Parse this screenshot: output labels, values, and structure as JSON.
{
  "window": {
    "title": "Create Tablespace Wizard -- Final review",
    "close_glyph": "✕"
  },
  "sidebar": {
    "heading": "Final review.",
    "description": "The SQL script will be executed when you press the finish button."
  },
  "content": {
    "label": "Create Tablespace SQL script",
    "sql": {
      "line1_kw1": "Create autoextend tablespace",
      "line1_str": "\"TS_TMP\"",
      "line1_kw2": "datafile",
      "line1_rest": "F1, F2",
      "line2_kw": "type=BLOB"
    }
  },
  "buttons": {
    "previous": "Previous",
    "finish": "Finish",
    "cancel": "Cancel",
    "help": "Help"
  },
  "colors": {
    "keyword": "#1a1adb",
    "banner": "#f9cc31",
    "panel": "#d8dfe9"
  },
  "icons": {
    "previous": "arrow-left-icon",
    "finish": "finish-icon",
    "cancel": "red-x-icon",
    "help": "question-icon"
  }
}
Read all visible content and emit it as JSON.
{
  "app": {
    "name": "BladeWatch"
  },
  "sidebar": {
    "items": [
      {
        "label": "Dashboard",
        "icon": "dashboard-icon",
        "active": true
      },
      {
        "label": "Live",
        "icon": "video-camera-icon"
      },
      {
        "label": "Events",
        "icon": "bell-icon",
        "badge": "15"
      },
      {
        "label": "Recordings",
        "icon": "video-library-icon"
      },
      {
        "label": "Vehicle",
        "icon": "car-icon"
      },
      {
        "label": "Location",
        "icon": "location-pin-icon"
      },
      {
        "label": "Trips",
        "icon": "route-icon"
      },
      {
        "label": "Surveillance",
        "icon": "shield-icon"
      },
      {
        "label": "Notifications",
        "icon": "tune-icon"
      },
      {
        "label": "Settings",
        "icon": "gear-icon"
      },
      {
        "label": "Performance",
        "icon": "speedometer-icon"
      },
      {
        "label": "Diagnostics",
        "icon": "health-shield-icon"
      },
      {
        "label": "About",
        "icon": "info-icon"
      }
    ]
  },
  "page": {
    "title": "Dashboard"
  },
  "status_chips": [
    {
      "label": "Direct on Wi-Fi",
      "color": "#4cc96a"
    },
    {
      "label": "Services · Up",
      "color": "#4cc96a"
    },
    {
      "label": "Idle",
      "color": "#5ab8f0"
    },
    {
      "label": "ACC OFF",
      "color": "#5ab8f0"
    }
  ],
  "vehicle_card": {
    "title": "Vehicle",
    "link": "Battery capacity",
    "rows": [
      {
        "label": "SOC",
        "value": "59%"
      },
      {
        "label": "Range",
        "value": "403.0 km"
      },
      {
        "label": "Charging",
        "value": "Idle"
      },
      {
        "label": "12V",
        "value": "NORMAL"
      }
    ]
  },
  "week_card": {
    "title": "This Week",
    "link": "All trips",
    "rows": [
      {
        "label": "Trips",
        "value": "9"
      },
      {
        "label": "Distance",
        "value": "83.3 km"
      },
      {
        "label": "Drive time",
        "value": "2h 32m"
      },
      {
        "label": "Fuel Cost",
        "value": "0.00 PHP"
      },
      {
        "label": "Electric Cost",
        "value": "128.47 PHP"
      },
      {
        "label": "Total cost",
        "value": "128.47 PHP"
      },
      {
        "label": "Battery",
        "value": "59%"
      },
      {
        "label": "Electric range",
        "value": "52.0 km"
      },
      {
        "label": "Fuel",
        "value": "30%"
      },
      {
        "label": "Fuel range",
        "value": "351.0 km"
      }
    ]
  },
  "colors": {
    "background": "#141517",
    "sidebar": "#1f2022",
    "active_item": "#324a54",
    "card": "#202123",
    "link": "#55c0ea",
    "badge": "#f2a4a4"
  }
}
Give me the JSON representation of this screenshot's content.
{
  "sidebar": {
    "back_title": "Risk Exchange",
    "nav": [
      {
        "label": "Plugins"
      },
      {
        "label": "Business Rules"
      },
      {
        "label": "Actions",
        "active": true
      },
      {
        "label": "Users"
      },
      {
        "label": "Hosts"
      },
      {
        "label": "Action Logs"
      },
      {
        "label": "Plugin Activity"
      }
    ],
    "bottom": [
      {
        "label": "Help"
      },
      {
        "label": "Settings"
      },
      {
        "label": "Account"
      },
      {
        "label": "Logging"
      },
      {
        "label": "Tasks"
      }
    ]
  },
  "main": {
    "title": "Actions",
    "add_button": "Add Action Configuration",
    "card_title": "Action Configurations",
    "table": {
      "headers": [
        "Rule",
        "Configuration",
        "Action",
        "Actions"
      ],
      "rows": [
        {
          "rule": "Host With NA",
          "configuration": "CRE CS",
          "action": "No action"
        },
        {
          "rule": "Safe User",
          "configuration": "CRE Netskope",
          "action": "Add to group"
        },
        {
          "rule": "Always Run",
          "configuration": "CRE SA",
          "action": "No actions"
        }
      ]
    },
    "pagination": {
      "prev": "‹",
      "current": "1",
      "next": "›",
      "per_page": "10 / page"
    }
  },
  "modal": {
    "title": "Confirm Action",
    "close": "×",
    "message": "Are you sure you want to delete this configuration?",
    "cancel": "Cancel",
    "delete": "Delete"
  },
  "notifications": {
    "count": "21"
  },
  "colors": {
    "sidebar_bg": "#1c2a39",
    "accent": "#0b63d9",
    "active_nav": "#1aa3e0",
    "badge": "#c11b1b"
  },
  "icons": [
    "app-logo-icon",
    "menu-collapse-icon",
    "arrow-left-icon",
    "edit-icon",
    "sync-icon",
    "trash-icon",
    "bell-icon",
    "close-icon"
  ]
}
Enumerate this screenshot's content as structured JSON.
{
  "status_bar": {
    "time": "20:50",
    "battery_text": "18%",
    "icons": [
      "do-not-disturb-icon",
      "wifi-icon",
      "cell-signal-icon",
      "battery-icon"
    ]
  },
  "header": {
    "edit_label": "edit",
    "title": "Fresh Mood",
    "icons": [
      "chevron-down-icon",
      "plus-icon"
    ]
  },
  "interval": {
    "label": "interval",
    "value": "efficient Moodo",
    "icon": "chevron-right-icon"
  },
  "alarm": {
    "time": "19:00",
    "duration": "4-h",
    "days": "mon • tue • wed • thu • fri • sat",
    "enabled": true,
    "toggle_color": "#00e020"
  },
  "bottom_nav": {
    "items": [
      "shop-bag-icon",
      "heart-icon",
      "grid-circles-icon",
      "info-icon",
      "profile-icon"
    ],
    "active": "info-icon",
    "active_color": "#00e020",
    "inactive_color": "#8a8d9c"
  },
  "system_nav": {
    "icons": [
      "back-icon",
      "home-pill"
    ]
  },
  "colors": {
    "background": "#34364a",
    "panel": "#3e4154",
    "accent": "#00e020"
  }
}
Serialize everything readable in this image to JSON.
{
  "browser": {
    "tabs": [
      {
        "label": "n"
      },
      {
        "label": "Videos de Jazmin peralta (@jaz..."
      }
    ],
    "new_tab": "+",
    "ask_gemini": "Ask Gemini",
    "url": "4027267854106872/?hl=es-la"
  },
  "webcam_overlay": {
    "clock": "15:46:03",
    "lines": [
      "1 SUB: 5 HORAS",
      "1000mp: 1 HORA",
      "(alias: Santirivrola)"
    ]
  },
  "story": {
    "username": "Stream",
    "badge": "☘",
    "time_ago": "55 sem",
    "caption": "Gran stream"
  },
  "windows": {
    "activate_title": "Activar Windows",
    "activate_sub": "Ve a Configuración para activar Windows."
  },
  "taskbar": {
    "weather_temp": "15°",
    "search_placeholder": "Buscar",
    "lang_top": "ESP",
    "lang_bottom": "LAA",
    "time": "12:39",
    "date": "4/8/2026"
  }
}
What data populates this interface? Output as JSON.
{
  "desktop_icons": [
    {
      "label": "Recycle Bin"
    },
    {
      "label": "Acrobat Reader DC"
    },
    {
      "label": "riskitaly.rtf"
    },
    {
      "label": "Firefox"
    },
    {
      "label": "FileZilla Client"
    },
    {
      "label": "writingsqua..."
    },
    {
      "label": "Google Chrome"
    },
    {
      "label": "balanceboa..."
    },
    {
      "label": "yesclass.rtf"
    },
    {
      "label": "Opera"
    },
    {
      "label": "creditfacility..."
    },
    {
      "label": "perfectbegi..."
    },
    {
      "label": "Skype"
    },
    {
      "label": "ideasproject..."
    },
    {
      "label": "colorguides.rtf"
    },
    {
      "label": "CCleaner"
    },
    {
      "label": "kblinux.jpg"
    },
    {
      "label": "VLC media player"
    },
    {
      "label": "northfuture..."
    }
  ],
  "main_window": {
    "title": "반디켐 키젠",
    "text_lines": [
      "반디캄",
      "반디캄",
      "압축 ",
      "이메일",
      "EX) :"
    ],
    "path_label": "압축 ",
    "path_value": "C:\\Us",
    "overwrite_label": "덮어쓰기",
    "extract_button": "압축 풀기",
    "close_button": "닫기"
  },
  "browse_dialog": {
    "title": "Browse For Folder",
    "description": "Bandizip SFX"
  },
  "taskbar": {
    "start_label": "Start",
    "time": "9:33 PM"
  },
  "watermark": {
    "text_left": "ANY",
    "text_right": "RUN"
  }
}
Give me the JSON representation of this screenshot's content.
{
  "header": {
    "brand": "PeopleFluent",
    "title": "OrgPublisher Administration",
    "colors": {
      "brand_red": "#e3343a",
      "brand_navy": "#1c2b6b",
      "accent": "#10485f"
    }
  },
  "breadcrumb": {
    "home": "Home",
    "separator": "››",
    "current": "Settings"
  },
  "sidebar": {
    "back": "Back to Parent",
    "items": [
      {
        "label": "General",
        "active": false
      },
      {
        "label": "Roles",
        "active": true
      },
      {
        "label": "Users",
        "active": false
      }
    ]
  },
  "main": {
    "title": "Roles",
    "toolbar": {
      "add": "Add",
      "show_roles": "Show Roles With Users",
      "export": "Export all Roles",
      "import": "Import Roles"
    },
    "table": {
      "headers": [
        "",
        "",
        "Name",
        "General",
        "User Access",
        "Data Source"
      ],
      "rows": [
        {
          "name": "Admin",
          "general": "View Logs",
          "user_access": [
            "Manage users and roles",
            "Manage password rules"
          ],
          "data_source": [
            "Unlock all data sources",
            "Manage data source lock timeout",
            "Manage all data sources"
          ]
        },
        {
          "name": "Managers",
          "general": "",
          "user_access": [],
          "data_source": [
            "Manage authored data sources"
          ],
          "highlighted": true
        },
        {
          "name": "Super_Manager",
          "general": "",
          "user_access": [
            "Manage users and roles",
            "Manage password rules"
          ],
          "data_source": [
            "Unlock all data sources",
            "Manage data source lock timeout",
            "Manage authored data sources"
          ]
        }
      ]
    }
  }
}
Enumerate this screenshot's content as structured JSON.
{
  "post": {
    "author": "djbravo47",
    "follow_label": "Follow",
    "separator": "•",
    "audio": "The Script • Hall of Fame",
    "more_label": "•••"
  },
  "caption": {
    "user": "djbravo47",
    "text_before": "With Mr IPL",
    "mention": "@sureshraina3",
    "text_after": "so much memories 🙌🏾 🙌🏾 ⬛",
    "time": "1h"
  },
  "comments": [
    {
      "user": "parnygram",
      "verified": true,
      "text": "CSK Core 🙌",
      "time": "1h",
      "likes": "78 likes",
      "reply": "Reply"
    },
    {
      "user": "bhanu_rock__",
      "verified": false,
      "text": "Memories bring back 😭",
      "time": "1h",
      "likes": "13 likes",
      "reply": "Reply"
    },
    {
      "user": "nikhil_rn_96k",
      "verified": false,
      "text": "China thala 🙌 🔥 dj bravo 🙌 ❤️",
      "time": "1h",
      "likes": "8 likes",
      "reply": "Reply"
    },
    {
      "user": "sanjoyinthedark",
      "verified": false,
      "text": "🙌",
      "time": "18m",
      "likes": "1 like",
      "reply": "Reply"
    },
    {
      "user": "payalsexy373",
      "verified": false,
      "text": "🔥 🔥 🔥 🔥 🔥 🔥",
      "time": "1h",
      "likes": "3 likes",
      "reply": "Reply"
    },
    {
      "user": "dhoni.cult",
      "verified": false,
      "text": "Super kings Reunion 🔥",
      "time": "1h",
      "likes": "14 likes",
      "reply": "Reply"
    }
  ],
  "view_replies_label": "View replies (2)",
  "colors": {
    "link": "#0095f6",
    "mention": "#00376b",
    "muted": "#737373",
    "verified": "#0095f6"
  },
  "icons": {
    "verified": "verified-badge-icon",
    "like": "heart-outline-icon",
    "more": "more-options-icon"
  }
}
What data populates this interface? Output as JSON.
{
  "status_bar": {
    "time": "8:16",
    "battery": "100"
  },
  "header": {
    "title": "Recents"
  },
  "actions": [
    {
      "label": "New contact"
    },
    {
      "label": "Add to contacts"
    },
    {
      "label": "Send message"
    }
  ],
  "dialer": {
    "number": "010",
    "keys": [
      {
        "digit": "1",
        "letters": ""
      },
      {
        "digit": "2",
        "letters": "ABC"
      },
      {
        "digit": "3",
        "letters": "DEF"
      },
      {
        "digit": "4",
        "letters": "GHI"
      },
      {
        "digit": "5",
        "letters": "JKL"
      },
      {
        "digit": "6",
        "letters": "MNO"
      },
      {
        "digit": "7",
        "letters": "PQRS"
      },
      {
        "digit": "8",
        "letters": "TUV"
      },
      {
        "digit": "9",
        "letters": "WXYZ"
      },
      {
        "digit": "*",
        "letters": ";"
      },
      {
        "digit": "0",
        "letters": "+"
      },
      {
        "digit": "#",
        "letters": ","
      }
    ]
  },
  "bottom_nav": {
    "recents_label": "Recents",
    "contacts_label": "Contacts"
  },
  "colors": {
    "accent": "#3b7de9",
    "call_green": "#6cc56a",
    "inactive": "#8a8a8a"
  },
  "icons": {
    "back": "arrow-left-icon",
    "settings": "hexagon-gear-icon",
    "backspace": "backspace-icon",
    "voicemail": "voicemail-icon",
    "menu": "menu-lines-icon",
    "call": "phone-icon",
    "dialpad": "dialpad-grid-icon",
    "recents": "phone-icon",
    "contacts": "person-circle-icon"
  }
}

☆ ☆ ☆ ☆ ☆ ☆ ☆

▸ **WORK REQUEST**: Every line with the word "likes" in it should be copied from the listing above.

▸ **THE COMPLETED TASK**:
      "likes": "78 likes",
      "likes": "13 likes",
      "likes": "8 likes",
      "likes": "1 like",
      "likes": "3 likes",
      "likes": "14 likes",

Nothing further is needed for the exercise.